Jesus continues his evangelical mission journey from heaven to earth for us still today. He is present with us in worship as a servant in service to us, announcing his good news of forgiveness and pardon through his word and in and through his body and blood; giving us the benefits of his earthly mission, the good news that ‘he was pierced for our transgressions, and was crushed for our iniquities.’
This is why we come to church. Not because we want to show that we are greatest Christians, but precisely because we are not the greatest. We come because Jesus is here to serve us and bring us the evangelical message ‘it is by grace you have been saved, through faith– and this not from yourselves, it is the gift of God–not by works, so that no one can boast.’ This is why we should still call our worship ‘the divine service’, because this is in keeping with Jesus’ mission to serve us.
Our journey in life began at the cross of Jesus.
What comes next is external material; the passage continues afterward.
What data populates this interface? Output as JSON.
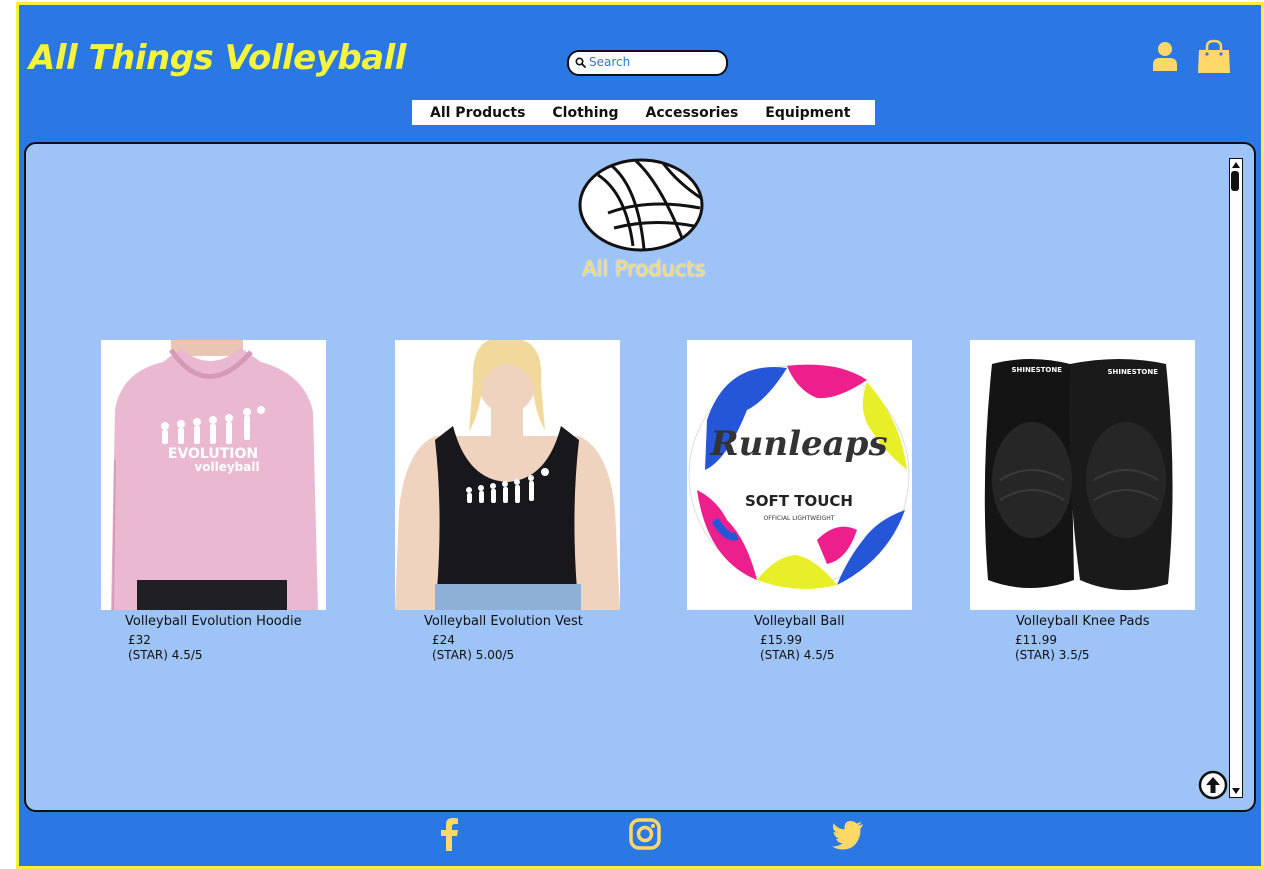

In baptism, we are born again into a life of servant hood, not glory, just as Christ served us. We are served by God each Sunday and in turn we go out as evangelists in our weekly journey, not to argue over who is the greatest, but to serve each other.
Listen to the words of St Paul, and may his words be yours this week. ‘as servants of God we commend ourselves in every way: in great endurance; in troubles, hardships and distresses;… in the Holy Spirit and in sincere love; in truthful speech and in the power of God; with weapons of righteousness in the right hand and in the left;…dying, and yet we live on; beaten, and yet not killed; sorrowful, yet always rejoicing; poor, yet making many rich; having nothing, and yet possessing everything.’